12 Things to Do with Your Old Shoes
Posted July 22, 2014
Outworn, outgrown or out of style, old shoes are a fact of life. And unlike easily recycled or repurposed items such as secondhand clothing or empty plastic bottles, no-longer-new footgear poses a dilemma. What exactly is a green-thinking person supposed to do with leftover loafers or rundown runners? Well, depending on their condition, you can take your pick. Restore down-at-heel shoes to a reusable state with a little TLC. Recycle by donating to a good cause. Or, as a last resort, repurpose.
1. To keep your shoes feeling comfortable longer, rotate several pairs.

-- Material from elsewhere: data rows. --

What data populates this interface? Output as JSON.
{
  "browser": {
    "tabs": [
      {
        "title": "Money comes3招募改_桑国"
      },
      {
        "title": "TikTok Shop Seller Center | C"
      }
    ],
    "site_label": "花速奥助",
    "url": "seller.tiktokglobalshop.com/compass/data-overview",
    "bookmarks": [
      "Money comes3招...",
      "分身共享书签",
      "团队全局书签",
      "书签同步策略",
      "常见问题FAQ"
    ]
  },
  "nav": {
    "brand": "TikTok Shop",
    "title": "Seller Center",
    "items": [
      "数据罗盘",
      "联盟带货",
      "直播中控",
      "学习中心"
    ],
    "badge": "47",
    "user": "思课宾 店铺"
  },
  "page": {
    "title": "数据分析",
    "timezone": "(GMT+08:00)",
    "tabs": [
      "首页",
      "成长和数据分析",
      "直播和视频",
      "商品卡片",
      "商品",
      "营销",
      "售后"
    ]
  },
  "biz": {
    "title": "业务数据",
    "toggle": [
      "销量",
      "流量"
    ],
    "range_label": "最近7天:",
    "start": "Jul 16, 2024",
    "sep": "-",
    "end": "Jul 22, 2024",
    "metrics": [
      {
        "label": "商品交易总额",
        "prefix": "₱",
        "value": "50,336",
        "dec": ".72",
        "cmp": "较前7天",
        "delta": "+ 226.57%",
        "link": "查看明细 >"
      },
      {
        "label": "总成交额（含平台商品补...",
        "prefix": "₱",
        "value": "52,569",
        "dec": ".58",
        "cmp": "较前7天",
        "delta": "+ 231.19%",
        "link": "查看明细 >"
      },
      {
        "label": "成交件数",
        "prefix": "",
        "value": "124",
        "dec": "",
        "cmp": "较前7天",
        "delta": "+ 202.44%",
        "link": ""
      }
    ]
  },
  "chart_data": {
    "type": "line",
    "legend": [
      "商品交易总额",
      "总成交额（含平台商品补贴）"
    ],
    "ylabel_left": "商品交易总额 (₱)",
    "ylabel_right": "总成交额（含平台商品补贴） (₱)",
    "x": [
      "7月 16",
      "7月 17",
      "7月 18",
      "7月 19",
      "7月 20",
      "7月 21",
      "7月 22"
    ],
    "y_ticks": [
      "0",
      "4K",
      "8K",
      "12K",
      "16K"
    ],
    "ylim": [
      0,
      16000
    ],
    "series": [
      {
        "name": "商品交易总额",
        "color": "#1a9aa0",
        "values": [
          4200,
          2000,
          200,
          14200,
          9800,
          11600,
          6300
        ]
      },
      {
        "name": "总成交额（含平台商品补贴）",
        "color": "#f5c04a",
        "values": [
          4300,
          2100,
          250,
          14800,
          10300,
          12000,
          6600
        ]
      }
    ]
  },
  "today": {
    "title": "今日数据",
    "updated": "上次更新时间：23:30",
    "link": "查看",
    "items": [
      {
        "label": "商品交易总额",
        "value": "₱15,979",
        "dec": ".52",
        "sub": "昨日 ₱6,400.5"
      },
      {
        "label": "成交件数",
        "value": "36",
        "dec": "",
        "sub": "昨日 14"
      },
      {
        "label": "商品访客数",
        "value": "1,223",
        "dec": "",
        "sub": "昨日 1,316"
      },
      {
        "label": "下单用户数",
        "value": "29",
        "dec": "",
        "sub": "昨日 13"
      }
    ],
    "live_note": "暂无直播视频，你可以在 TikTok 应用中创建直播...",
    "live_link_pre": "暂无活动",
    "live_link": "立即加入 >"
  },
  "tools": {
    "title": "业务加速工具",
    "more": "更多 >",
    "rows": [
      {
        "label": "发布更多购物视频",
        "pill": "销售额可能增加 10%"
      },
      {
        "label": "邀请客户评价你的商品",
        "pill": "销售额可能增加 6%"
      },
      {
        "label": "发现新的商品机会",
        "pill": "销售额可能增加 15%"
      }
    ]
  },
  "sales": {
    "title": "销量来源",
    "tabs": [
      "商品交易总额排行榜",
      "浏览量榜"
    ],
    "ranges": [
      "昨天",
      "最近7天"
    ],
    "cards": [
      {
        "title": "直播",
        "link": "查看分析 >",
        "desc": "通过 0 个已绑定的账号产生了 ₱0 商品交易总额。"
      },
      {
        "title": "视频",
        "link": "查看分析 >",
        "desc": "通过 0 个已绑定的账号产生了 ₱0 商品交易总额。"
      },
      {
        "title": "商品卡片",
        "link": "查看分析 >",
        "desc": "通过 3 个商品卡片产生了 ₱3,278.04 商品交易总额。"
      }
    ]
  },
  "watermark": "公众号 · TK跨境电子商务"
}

This allows them to dry out between wearings and extends their life. Store in a place with some ventilation - a closet floor or shelf is fine, but a shoe box is too stuffy. If you live in sunny southern California, you might want to just slip off your shoes when you get home and walk barefoot on your San Diego floor.
2. Caught in the rain? Resist the temptation to put your soaked leather shoes or boots next to a heater; as well as drying out the leather, this treatment may be harmful to the glue that holds your footwear together.
3. When sneakers or pumps have become a little funky-smelling, slip an unused tea bag (not your precious Yellow Gold Tea Buds - store brand pekoe will do) into each one and leave for a few days. Gently hand wash smelly insoles or orthotics with shampoo and dry in the sun.
4. If muddy shoes are the issue, scrape off as much soil as possible. Then scrub Crocs or non-leather running shoes with toothpaste and rinse, or run through a delicate machine wash cycle using cold water. Avoid shoe warp by removing laces to be washed separately. Tie each shoe into an old pillow case and add some towels to the load to protect both your footwear and your washing machine. Air dry away from direct sunlight.
5. Clean leather according to manufacturer's instructions. Generally it's advisable to wipe off surface dirt from smooth leather with a soft brush or dry rag, and then go over with a lightly dampened cloth. Use a specially-made brush for suede and nubuck finishes.
6. Resole (you can DIY with the tread from a discarded tire for super strength) or re-heel as necessary - cheaper and more eco-friendly than buying a whole new pair.
7. Donate shoes that longer fit your feet or your fashion sense. Should you be unable to find a local charity that will accept them, try an international aid organization like Soles4Souls, Hope Runs or Shoe4Africa. Footwear should be in reasonable shape, clean and without holes. And if you have a pair of unused insoles to go with the shoes, your donation will be even more helpful.
8. Turn an old shoe or two into a whimsical, trendy planter that might pay tribute to disco-era glitz or offer the contrast of an old army boot. Make sure there is adequate drainage ... or use your footwear as cache-pots or vases.
9. Fill still-handsome closed shoes or cowboy boots with sand to convert to easy, instant doorstops or quirky bookends.
10. Use flip flops as the basis for a "salute to summer" door wreath.
11. Flip flops can also be cut up, heated and impressed with interesting textured objects to craft uniquely artistic ink stamps.
12. Shoes that are truly on their last legs (pun intended!) may be recycled for their materials. Nike runs a Reuse-a-Shoe recycling program; drop off up to 10 pairs at their stores. The Innovative Manufacturing and Construction Research Centre at England's Loughborough University is researching new recycling processes that will make salvaging old shoes even more feasible in the future.
Laura Firszt writes for networx.com.View original post.